===== Material supplied =====

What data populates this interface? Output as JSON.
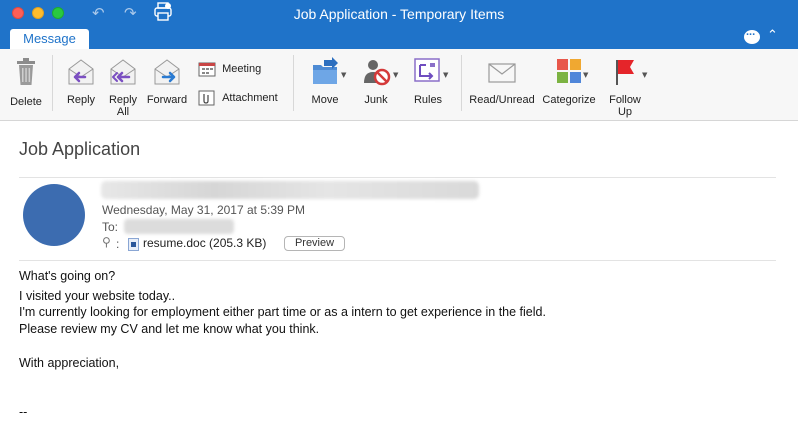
{
  "window": {
    "title": "Job Application - Temporary Items"
  },
  "titlebar_icons": {
    "undo": "undo-icon",
    "redo": "redo-icon",
    "print": "print-icon"
  },
  "tabs": [
    {
      "label": "Message"
    }
  ],
  "ribbon": {
    "delete": "Delete",
    "reply": "Reply",
    "reply_all_1": "Reply",
    "reply_all_2": "All",
    "forward": "Forward",
    "meeting": "Meeting",
    "attachment": "Attachment",
    "move": "Move",
    "junk": "Junk",
    "rules": "Rules",
    "read_unread": "Read/Unread",
    "categorize": "Categorize",
    "follow_up_1": "Follow",
    "follow_up_2": "Up"
  },
  "message": {
    "subject": "Job Application",
    "date": "Wednesday, May 31, 2017 at 5:39 PM",
    "to_label": "To:",
    "attachment_colon": ":",
    "attachment_name": "resume.doc (205.3 KB)",
    "preview_label": "Preview",
    "body": [
      "What's going on?",
      "I visited your website today..",
      "I'm currently looking for employment either part time or as a intern to get experience in the field.",
      "Please review my CV and let me know what you think.",
      "With appreciation,",
      "--"
    ]
  },
  "colors": {
    "titlebar": "#1f73c9",
    "avatar": "#3c6cb0",
    "flag": "#e5252a"
  }
}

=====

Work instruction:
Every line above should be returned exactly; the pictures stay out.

Solved problem:
What data populates this interface? Output as JSON.
{
  "window": {
    "title": "Job Application - Temporary Items"
  },
  "titlebar_icons": {
    "undo": "undo-icon",
    "redo": "redo-icon",
    "print": "print-icon"
  },
  "tabs": [
    {
      "label": "Message"
    }
  ],
  "ribbon": {
    "delete": "Delete",
    "reply": "Reply",
    "reply_all_1": "Reply",
    "reply_all_2": "All",
    "forward": "Forward",
    "meeting": "Meeting",
    "attachment": "Attachment",
    "move": "Move",
    "junk": "Junk",
    "rules": "Rules",
    "read_unread": "Read/Unread",
    "categorize": "Categorize",
    "follow_up_1": "Follow",
    "follow_up_2": "Up"
  },
  "message": {
    "subject": "Job Application",
    "date": "Wednesday, May 31, 2017 at 5:39 PM",
    "to_label": "To:",
    "attachment_colon": ":",
    "attachment_name": "resume.doc (205.3 KB)",
    "preview_label": "Preview",
    "body": [
      "What's going on?",
      "I visited your website today..",
      "I'm currently looking for employment either part time or as a intern to get experience in the field.",
      "Please review my CV and let me know what you think.",
      "With appreciation,",
      "--"
    ]
  },
  "colors": {
    "titlebar": "#1f73c9",
    "avatar": "#3c6cb0",
    "flag": "#e5252a"
  }
}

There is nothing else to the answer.